The appearance of the bright white Long Barrow would act as a directing indicator from a great distance against a green grass background.
Another remarkable aspect of Long Barrows is its location and position on the landscape. If we look at the extensive river ways after the last ice age, we notice that these monuments are built parallel to significant rivers and appear at junctions where rivers converge. Moreover, they don’t occur on the top of the hills surrounding the rivers but appear just over halfway up – so that they cannot be seen over the top of the hill on the opposite side. Because of their size and construction materials, these ‘markers’ are visible for miles like white pointers in daylight, but because they are pure white, they can also be seen at night with ‚moonshine’.
However, these objects are not in Egypt; they are in Northern Europe, and within the Mesolithic period, our ancestors are supposed to have been primitive‚ hunter gathers’ that lived in temporary shelters.
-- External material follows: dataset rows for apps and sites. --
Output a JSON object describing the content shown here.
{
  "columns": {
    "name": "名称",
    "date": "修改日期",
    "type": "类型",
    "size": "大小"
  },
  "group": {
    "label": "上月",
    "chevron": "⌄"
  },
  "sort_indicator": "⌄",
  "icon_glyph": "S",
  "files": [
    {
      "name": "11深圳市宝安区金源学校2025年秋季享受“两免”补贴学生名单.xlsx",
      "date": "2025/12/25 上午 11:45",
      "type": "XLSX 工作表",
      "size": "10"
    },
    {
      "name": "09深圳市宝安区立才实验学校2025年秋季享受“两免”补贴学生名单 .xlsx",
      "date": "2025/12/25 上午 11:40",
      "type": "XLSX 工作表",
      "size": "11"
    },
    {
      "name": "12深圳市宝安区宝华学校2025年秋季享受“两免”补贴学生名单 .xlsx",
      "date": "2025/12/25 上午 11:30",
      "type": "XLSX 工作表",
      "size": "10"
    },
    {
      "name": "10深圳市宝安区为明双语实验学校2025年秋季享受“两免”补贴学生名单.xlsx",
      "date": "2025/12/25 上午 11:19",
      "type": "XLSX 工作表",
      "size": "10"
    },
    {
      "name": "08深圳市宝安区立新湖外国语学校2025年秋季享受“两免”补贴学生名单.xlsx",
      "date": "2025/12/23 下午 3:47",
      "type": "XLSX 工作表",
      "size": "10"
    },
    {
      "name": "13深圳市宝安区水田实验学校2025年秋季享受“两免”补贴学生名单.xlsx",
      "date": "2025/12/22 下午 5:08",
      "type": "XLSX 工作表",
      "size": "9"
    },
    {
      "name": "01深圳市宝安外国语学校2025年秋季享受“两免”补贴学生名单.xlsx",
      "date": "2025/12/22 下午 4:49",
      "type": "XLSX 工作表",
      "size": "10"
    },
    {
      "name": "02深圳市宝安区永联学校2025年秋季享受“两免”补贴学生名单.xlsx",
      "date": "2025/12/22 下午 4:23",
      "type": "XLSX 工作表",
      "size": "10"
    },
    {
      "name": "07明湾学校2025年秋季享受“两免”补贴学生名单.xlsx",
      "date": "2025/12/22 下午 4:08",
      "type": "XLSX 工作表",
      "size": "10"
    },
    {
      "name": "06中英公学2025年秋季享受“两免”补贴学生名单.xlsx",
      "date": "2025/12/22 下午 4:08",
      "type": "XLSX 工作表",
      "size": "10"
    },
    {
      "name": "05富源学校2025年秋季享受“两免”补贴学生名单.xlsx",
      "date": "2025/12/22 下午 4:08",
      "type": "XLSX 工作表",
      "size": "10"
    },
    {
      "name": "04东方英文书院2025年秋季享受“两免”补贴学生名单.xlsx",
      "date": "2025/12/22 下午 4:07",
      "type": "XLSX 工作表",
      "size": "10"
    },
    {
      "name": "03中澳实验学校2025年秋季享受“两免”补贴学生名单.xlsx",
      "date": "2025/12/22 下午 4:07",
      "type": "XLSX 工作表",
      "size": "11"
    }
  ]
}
The concept of boats (according to the experts) would not become common for another four thousand years.
If this was a marine civilisation that lived so long ago, who were they, and why have we not found any evidence of them?
Astonishingly, we have, and it’s in the form of myths, wooden planking and wall paintings. As we have already shown, the voyage to the afterlife is a well-known myth and practised belief. Even today, yet another tale connecting us to our marine ancestry and ritual of death is moonlight as well as headstones and raising spirits. Stonehenge is a ‘world heritage site’ made of stone, and when it was first constructed, our ancestors surrounded it with a circle of 58 (four tonnes) ‘Bluestones’ dug into round chalk holes (called Aubrey Holes, named after their discoverer). With these stones, you can flawlessly track the moon’s seasons (like a calendar), connecting a link between the Stones and the moon.
But where did the body lay before the bones were collected?
Archaeologists have found that originally, in the centre of Stonehenge lay two rows of stone holes (Q & R) two metres apart in a crescent shape open to the NW segment of the monument. These holes held stone slabs for the dead, on which they laid in a ceremony known as an ‘Excarnation’, where the dead are left to rot naturally. Stonehenge is surrounded by no less than ten Long Barrows, which would have taken the dead bodies over two thousand years. Each of the Long Barrows are built on the shorelines of the Mesolithic waterways (which were 30m higher than today), and at least two barrows have had ‘canals’ created from the shorelines to the entrance of the barrow.
These constructions show that the ceremony of taking the bones by boat from Stonehenge to the Long Barrows for final burial probably undertaken at sunset or in the dead of the night under a full moon, where the bones and spirit of the departed rise for the last time and go on their final voyage?